The property is NOT zoned RESIDENTIAL it is zoned RURAL RESOURCE. Which is a massive pain in the arse! Several years ago, the Huon Valley Council (and it seems many other regional councils in Tasmania) re-zoned huge swathes of undeveloped land from being ‘residential’ to being ‘rural resource’. This change was ostensibly done to keep the agricultural importance of the area and stop it from being ‘gentrified’ by part-time mainland owners. At the time, people who owned properties impacted by these changes could apply to have it zoned back to Residential for a period or time without penalty… or so I was told by one real estate agent last year. Once the period had elapsed, people can still apply to have their properties rezoned back to being ‘residential’ but it now came with a hefty application fee (several thousand) and no guarantee of success. The more cynical (or pragmatic as I like to call it) may say this was a quick and dirty council cash grab, aimed at absent owners who weren’t paying attention, and they’re probably not wrong. Either way, this changed this considerably. No doubt… NO DOUBT… both the vendor and the real estate agent in this transaction were aware that the zoning of the property was not RESIDENTIAL as advertised, and the push to get a low or no due diligence clause into the contract is a hail Mary attempt to dupe some unwitting buyer.
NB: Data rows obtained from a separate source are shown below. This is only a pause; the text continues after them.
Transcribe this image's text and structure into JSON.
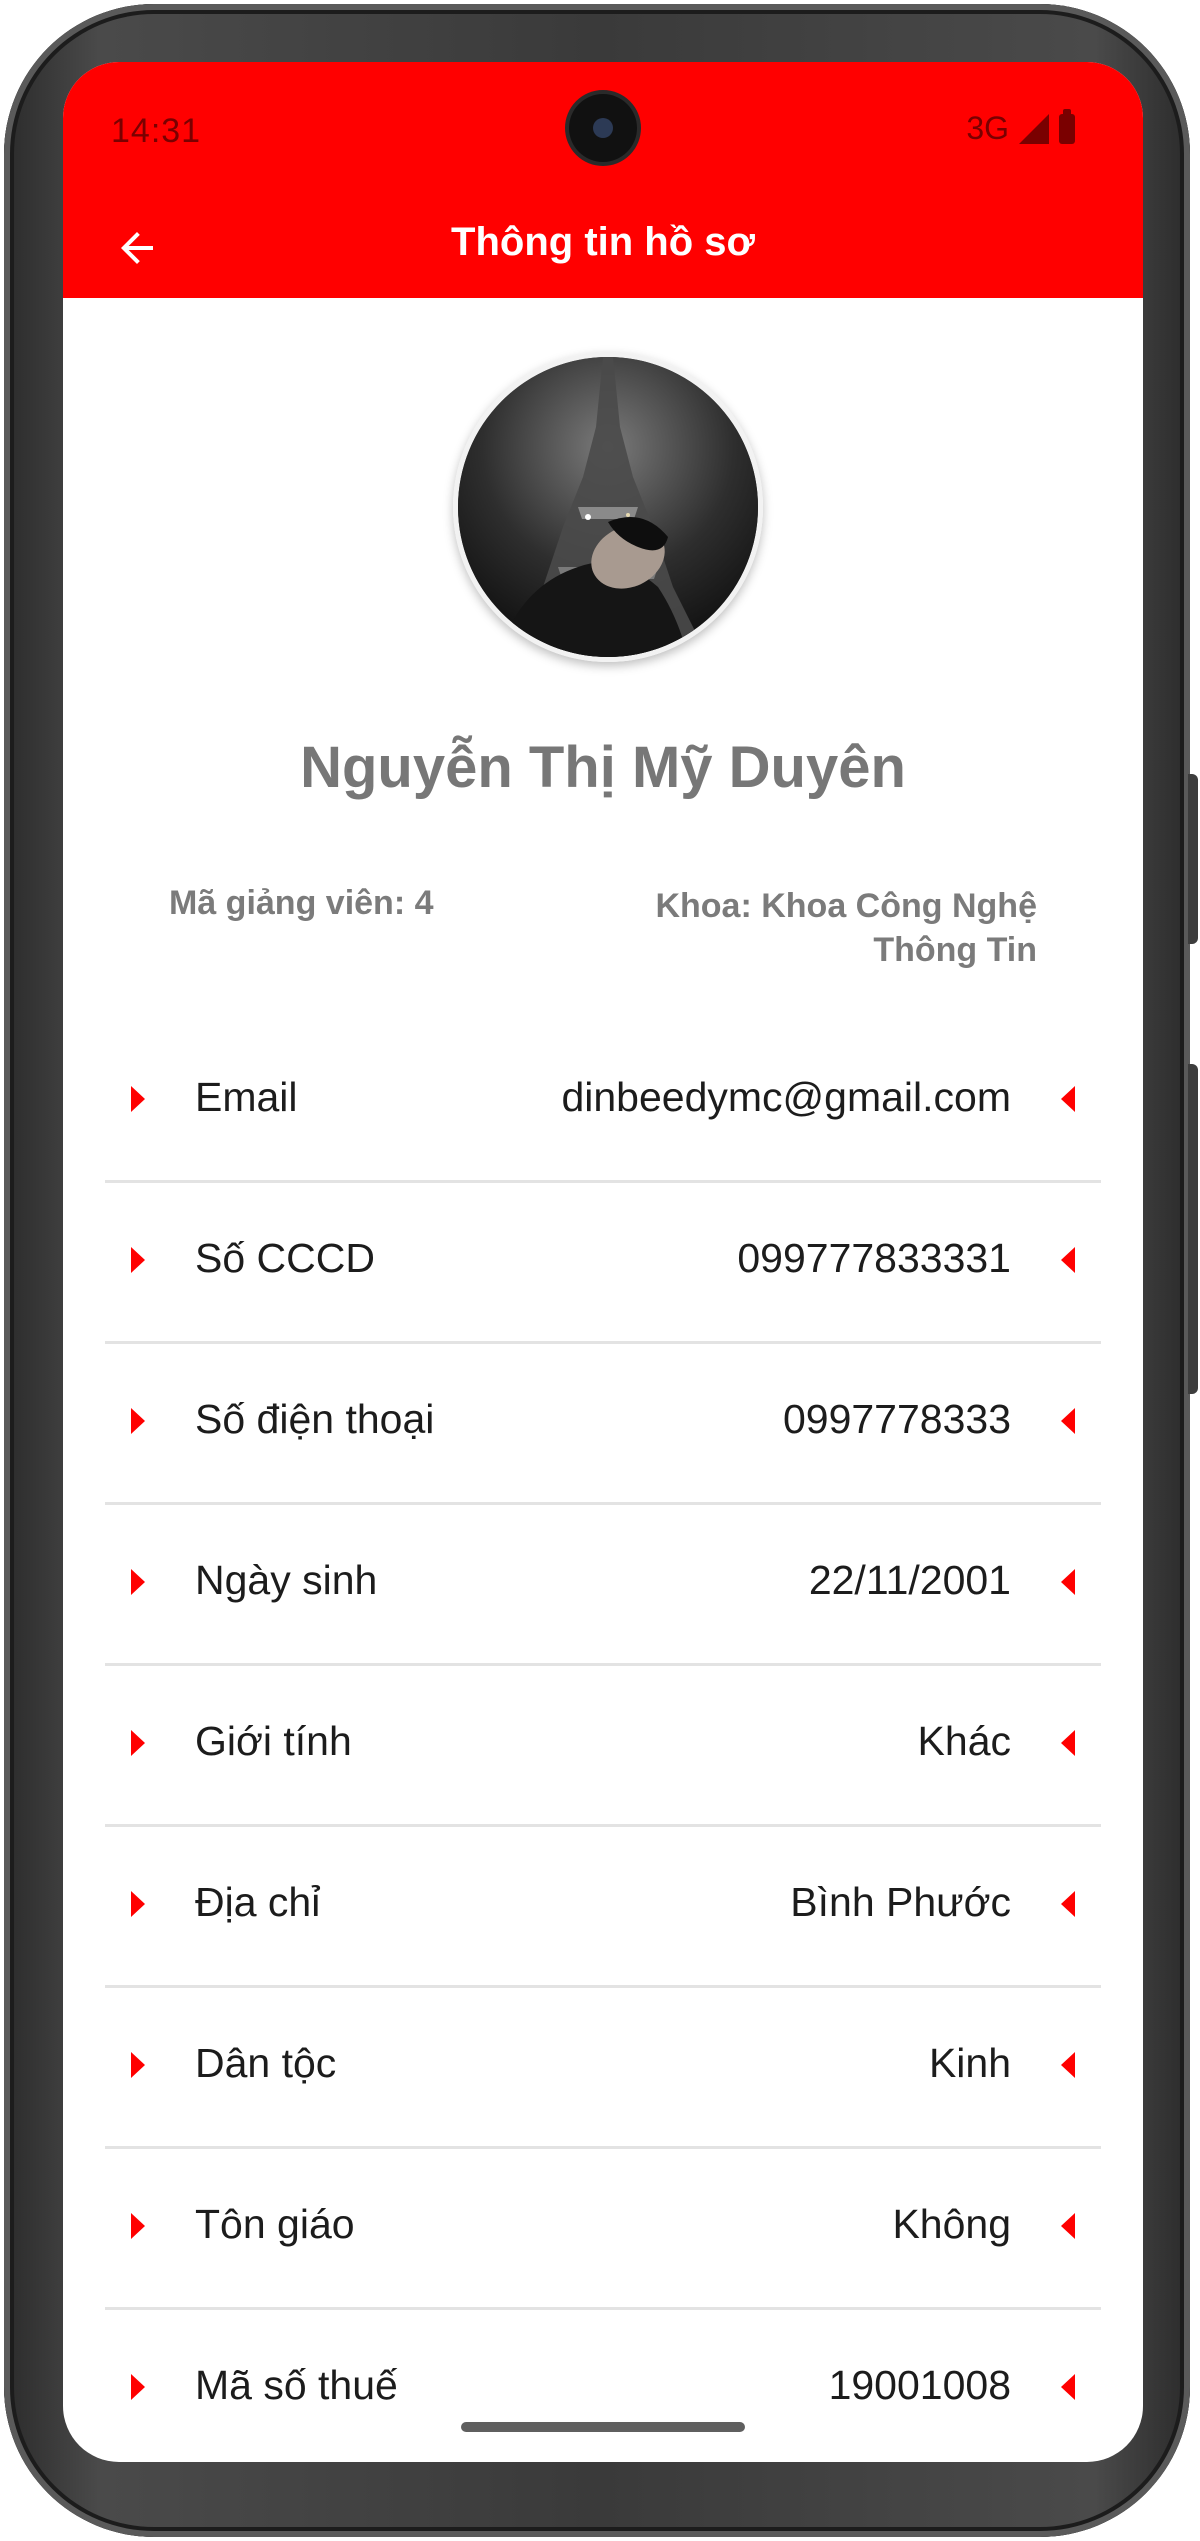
{
  "status_bar": {
    "time": "14:31",
    "network": "3G",
    "icons": [
      "signal-icon",
      "battery-icon"
    ]
  },
  "app_bar": {
    "title": "Thông tin hồ sơ",
    "back_icon": "arrow-back-icon",
    "background_color": "#ff0000"
  },
  "profile": {
    "name": "Nguyễn Thị Mỹ Duyên",
    "lecturer_id": "Mã giảng viên: 4",
    "faculty": "Khoa: Khoa Công Nghệ Thông Tin"
  },
  "info_rows": [
    {
      "label": "Email",
      "value": "dinbeedymc@gmail.com"
    },
    {
      "label": "Số CCCD",
      "value": "099777833331"
    },
    {
      "label": "Số điện thoại",
      "value": "0997778333"
    },
    {
      "label": "Ngày sinh",
      "value": "22/11/2001"
    },
    {
      "label": "Giới tính",
      "value": "Khác"
    },
    {
      "label": "Địa chỉ",
      "value": "Bình Phước"
    },
    {
      "label": "Dân tộc",
      "value": "Kinh"
    },
    {
      "label": "Tôn giáo",
      "value": "Không"
    },
    {
      "label": "Mã số thuế",
      "value": "19001008"
    }
  ],
  "colors": {
    "accent": "#ff0000",
    "name_text": "#777777",
    "meta_text": "#7b7b7b",
    "divider": "#e3e3e3"
  }
}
But worse than this re-zoning application that would be required is the real deal-breaker… the property is roughly 290m x 290m… which is a goodly size. HOWEVER, the property next door is zoned ‘SIGNIFICANT AGRICULTURE’. So what? Well, zoning requirements require that any building under the Rural Resources Zoning provisions require a 200m setback from any ‘Significant Agriculture Land’ even if that’s got nothing on it but some cows. So this would mean that the building envelope goes from being at the highest flattest point of the ridge to a narrowish strip of undulating gully. Not at all ideal and would certainly have presented so creative architecture solutions. So, we asked for an extension on the due diligence to see what the council might be able to offer by way of remedy (not that we were hopeful that there is any remedy because we are totally unable to exert control over how the neighbouring property is zoned or managed), but the vendor refused the extension which negated the contract – presumably because they knew the jig was up, that we had discovered the block is not just challenging to build on, but damn near impossible with so many restrictions you’ll never be able to optimize use of the land, and you’ll certainly never be able to build to get any views over the valley.
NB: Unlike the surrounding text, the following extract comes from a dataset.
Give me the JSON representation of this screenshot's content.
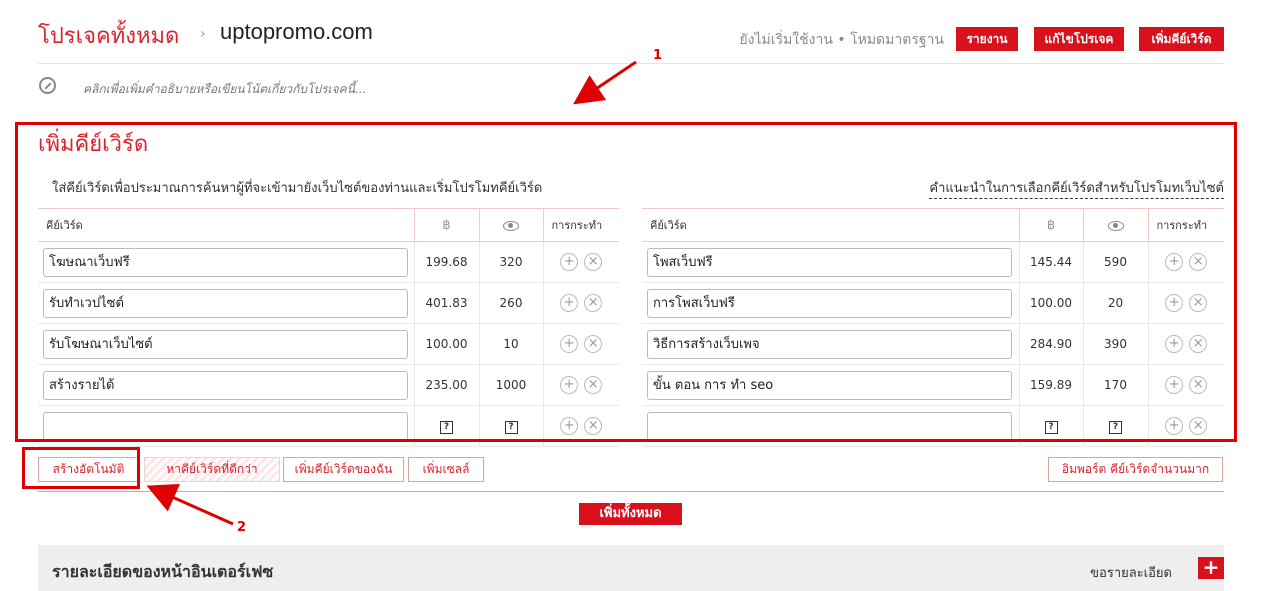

So, that’s been the last three weeks of my life and $1000 of legal fees down the drain… now I just imagine the exciting things I could have been doing instead.